[[ EXERCISE DATA open ]]

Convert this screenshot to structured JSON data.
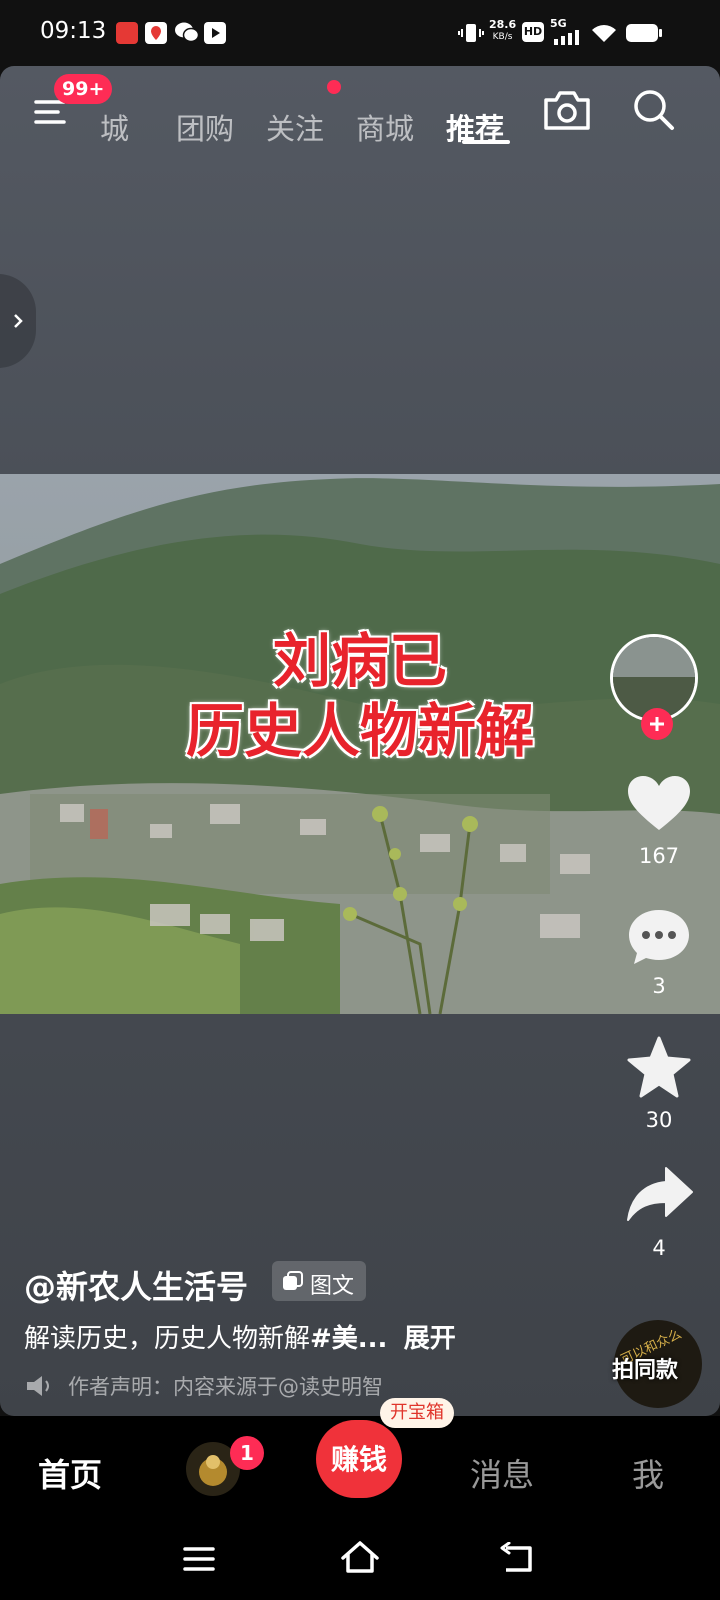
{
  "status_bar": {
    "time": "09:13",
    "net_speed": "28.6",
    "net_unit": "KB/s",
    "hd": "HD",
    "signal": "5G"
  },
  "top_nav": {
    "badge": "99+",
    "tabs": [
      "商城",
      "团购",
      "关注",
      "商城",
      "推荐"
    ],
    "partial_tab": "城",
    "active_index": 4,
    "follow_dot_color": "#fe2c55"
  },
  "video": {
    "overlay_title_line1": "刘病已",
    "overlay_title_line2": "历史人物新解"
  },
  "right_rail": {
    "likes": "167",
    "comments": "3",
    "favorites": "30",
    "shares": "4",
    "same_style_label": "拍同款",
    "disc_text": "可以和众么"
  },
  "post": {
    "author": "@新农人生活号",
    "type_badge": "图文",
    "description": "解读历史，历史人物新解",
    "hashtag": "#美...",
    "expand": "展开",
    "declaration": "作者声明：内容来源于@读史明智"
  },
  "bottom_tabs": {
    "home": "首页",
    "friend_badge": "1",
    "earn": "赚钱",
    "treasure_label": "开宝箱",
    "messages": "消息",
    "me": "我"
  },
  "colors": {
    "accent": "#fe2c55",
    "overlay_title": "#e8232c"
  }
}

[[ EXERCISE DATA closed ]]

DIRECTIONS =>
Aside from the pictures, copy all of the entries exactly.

PROBLEM SOLUTION =>
Convert this screenshot to structured JSON data.
{
  "status_bar": {
    "time": "09:13",
    "net_speed": "28.6",
    "net_unit": "KB/s",
    "hd": "HD",
    "signal": "5G"
  },
  "top_nav": {
    "badge": "99+",
    "tabs": [
      "商城",
      "团购",
      "关注",
      "商城",
      "推荐"
    ],
    "partial_tab": "城",
    "active_index": 4,
    "follow_dot_color": "#fe2c55"
  },
  "video": {
    "overlay_title_line1": "刘病已",
    "overlay_title_line2": "历史人物新解"
  },
  "right_rail": {
    "likes": "167",
    "comments": "3",
    "favorites": "30",
    "shares": "4",
    "same_style_label": "拍同款",
    "disc_text": "可以和众么"
  },
  "post": {
    "author": "@新农人生活号",
    "type_badge": "图文",
    "description": "解读历史，历史人物新解",
    "hashtag": "#美...",
    "expand": "展开",
    "declaration": "作者声明：内容来源于@读史明智"
  },
  "bottom_tabs": {
    "home": "首页",
    "friend_badge": "1",
    "earn": "赚钱",
    "treasure_label": "开宝箱",
    "messages": "消息",
    "me": "我"
  },
  "colors": {
    "accent": "#fe2c55",
    "overlay_title": "#e8232c"
  }
}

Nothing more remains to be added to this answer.